**What the exercise asks**
Take every line in the entries that includes the word "learn" and copy it.

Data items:
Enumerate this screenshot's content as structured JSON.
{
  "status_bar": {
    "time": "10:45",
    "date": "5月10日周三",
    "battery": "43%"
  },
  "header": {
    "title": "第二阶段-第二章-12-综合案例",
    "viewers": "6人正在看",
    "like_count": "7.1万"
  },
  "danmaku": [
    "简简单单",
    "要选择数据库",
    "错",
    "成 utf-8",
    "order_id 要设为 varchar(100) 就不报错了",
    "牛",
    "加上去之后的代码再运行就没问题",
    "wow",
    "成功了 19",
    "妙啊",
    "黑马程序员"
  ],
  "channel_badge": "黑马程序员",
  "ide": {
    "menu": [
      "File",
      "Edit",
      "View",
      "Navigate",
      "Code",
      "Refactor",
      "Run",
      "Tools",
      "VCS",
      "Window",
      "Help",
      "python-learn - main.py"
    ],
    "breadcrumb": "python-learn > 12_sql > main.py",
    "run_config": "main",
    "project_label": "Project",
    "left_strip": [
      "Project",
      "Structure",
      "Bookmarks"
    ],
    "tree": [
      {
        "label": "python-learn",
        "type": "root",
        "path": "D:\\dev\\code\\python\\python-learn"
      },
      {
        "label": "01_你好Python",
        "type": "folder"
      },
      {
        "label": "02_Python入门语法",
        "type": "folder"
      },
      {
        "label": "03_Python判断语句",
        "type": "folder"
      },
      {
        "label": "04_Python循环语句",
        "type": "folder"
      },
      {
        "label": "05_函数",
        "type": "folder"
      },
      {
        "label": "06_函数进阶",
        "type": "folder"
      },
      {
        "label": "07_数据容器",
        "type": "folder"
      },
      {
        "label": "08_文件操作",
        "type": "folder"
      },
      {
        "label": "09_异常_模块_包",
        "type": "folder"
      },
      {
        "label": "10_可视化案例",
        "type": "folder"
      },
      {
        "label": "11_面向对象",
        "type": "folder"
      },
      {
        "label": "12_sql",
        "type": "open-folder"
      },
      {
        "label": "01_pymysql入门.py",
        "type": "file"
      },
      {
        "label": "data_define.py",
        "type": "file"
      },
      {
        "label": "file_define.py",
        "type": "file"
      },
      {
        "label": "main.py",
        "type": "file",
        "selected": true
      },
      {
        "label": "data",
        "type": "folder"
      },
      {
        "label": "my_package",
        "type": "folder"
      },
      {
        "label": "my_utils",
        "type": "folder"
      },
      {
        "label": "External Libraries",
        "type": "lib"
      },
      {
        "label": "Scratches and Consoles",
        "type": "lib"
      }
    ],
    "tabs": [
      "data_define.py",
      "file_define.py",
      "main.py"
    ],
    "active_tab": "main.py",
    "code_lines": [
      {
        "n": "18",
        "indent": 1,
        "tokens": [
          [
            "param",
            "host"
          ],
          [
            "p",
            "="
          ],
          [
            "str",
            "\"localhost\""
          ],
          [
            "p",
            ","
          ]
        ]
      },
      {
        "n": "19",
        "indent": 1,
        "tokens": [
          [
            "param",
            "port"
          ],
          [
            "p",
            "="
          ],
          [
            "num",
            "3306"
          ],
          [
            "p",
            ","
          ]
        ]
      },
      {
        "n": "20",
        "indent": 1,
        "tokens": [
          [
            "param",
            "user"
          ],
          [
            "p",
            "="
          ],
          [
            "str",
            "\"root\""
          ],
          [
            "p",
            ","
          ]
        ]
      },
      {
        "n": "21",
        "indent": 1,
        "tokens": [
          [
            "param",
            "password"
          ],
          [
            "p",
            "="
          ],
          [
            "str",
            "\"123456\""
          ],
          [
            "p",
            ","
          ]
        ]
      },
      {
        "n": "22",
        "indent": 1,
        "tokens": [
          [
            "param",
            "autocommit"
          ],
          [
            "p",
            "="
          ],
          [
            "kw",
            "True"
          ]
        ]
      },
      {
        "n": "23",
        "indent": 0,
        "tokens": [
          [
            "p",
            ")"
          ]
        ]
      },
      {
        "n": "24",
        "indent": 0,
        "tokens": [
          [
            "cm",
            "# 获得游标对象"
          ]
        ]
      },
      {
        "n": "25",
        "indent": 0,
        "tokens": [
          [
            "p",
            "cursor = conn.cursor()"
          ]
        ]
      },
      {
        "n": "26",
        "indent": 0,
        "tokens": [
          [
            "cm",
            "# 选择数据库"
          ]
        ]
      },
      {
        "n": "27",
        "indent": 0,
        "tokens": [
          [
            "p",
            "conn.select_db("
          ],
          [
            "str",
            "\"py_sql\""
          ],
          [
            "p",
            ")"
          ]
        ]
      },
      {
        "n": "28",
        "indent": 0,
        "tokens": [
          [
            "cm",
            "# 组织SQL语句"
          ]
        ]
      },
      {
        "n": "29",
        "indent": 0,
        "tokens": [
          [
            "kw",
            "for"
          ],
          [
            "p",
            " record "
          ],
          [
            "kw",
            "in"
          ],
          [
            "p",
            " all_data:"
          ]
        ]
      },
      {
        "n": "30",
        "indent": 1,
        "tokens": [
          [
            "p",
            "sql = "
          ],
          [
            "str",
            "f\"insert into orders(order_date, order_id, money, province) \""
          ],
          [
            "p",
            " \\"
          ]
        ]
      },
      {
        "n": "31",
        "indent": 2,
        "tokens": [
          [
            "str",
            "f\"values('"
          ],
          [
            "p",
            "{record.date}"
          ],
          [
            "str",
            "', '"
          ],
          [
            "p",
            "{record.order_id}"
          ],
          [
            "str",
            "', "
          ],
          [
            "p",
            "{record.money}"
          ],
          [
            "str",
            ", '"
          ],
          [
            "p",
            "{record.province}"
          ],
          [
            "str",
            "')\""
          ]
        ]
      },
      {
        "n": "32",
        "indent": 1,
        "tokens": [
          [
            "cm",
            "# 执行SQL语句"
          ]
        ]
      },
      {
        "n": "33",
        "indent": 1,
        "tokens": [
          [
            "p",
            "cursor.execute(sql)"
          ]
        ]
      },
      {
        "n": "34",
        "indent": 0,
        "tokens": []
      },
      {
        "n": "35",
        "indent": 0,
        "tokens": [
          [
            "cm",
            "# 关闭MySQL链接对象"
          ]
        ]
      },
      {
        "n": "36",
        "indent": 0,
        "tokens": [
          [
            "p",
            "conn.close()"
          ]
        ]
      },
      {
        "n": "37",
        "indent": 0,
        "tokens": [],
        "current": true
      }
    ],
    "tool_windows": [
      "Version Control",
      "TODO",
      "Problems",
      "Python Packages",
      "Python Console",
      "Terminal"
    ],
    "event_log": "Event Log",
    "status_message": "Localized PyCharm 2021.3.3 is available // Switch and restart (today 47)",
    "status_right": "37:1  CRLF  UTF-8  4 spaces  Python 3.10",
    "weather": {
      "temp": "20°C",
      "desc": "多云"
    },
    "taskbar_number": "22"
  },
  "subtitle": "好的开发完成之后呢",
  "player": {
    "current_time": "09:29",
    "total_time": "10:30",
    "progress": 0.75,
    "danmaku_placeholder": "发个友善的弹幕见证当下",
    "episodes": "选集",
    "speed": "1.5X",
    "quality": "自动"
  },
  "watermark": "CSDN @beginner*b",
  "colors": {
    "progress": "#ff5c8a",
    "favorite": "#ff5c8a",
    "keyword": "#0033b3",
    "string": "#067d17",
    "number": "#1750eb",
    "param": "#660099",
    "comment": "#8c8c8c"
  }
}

**Solution for this task**
      "python-learn - main.py"
    "breadcrumb": "python-learn > 12_sql > main.py",
        "label": "python-learn",
        "path": "D:\\dev\\code\\python\\python-learn"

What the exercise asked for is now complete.